We have all been there. Someone says something during a business meeting, or social gathering that conflicts with our ideas, possibly offending us. Our heart begins to pound, our body fills with emotion, but we can barely talk. Our stress system is alerted and adrenalin is released.
Should we remain silent or speak-up? We know that, if we speak now, our words may sound like an attack. When this happens, how do we confront the situation, deliver a true message, and create a dialogue to communicate ideas, thoughts and feelings effectively?
I’m Carol Edelson Chervin and my company, Speakstyles offers “Coaching for Authentic Communication.” When opinions vary and emotions run strong, we’re often at our worst.
To be authentic with our communication and create a dialogue, we can turn to this four-step process.
First, No matter what happens, ask yourself, “What do I really want the outcome of this communication to look like? This question helps you sort through short-term emotion and turns your attention toward a desired outcome. If the emotion is overwhelming, breathe slowly and deeply. That will help calm and re-focus you on what you want to say. Understand that an emotion like anger is an automatic response that last only 90 seconds until it runs its course. If it lasts longer, we have chosen to rekindle it.
Second, speak to what you are noticing from your own perspective. For example, you might say, “What I’m hearing is that we have a difference of opinion and I’d like to open this up to a discussion. Would that work for you?” This allows you to become an observer and open up dialogue in a non-threatening way.
Third, remember that communication is not just words. Pay close attention to the tone of your voice and body language. A key to this is understanding your personal style and how you come across.
Finally, once you feel the communication is complete, get closure. In a business meeting, this might be a call-to-action. In a personal dialogue, it might be summarizing what occurred, your feelings or what you would like to happen next.
The good news is that authentic and effective communication skills can be learned.
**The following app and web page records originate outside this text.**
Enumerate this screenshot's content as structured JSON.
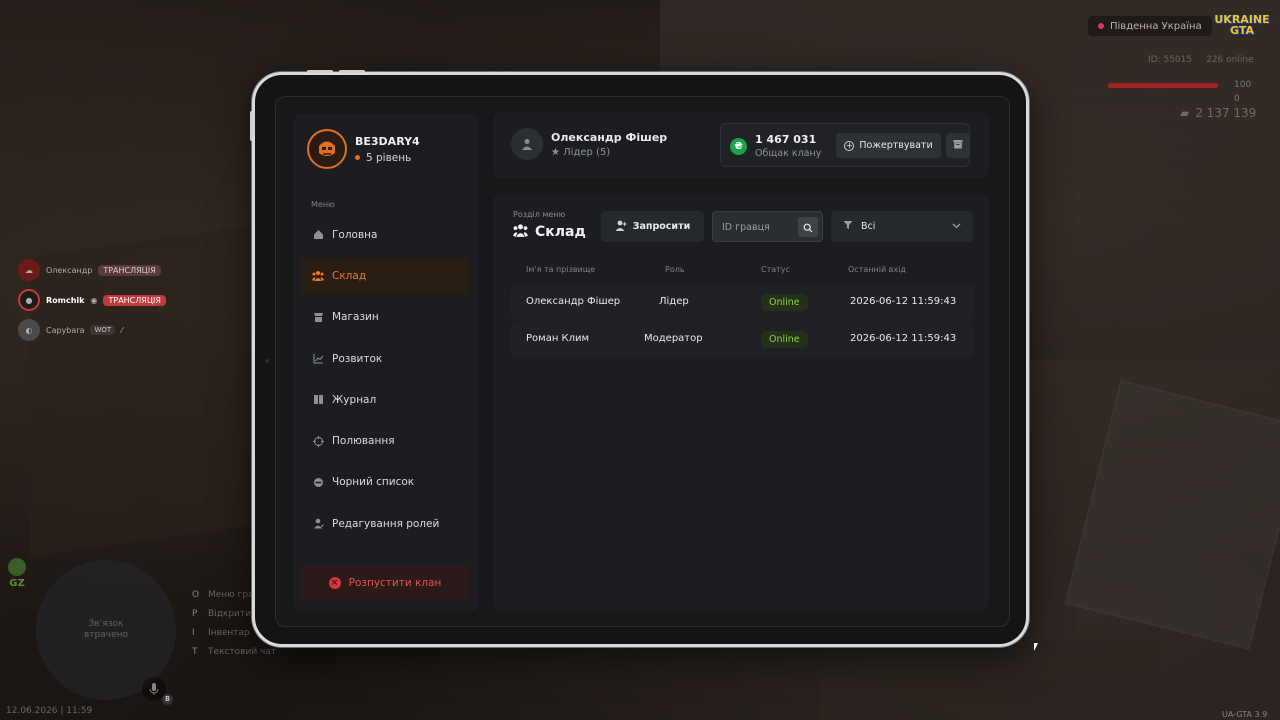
{
  "hud": {
    "region": "Південна Україна",
    "logo_line1": "UKRAINE",
    "logo_line2": "GTA",
    "id_text": "ID: 55015",
    "online_text": "226 online",
    "health": 100,
    "armor": 0,
    "money": "2 137 139",
    "datetime": "12.06.2026 | 11:59",
    "version": "UA-GTA 3.9",
    "minimap_text": "Зв'язок втрачено",
    "gz_label": "GZ",
    "mic_badge": "B"
  },
  "voice": [
    {
      "name": "Олександр",
      "tag": "ТРАНСЛЯЦІЯ",
      "sub": ""
    },
    {
      "name": "Romchik",
      "tag": "ТРАНСЛЯЦІЯ",
      "sub": ""
    },
    {
      "name": "Capybara",
      "tag": "",
      "sub": "WOT"
    }
  ],
  "hotkeys": [
    {
      "key": "O",
      "label": "Меню гра"
    },
    {
      "key": "P",
      "label": "Відкрити"
    },
    {
      "key": "I",
      "label": "Інвентар"
    },
    {
      "key": "T",
      "label": "Текстовий чат"
    }
  ],
  "profile": {
    "name": "BE3DARY4",
    "level": "5 рівень"
  },
  "menu": {
    "label": "Меню",
    "items": [
      {
        "label": "Головна",
        "icon": "home-icon",
        "active": false
      },
      {
        "label": "Склад",
        "icon": "people-icon",
        "active": true
      },
      {
        "label": "Магазин",
        "icon": "shop-icon",
        "active": false
      },
      {
        "label": "Розвиток",
        "icon": "chart-icon",
        "active": false
      },
      {
        "label": "Журнал",
        "icon": "book-icon",
        "active": false
      },
      {
        "label": "Полювання",
        "icon": "crosshair-icon",
        "active": false
      },
      {
        "label": "Чорний список",
        "icon": "ban-icon",
        "active": false
      },
      {
        "label": "Редагування ролей",
        "icon": "user-edit-icon",
        "active": false
      }
    ],
    "dissolve": "Розпустити клан"
  },
  "leader": {
    "name": "Олександр Фішер",
    "role": "Лідер (5)"
  },
  "bank": {
    "amount": "1 467 031",
    "label": "Общак клану",
    "donate": "Пожертвувати"
  },
  "section": {
    "label": "Розділ меню",
    "title": "Склад",
    "invite": "Запросити",
    "search_placeholder": "ID гравця",
    "filter": "Всі"
  },
  "table": {
    "headers": [
      "Ім'я та прізвище",
      "Роль",
      "Статус",
      "Останній вхід"
    ],
    "rows": [
      {
        "name": "Олександр Фішер",
        "role": "Лідер",
        "status": "Online",
        "last": "2026-06-12 11:59:43"
      },
      {
        "name": "Роман Клим",
        "role": "Модератор",
        "status": "Online",
        "last": "2026-06-12 11:59:43"
      }
    ]
  }
}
Following this four-step process can take you out of the emotional state of upset that inhibits effective communication into an arena which facilitates assertive communication and dialogue.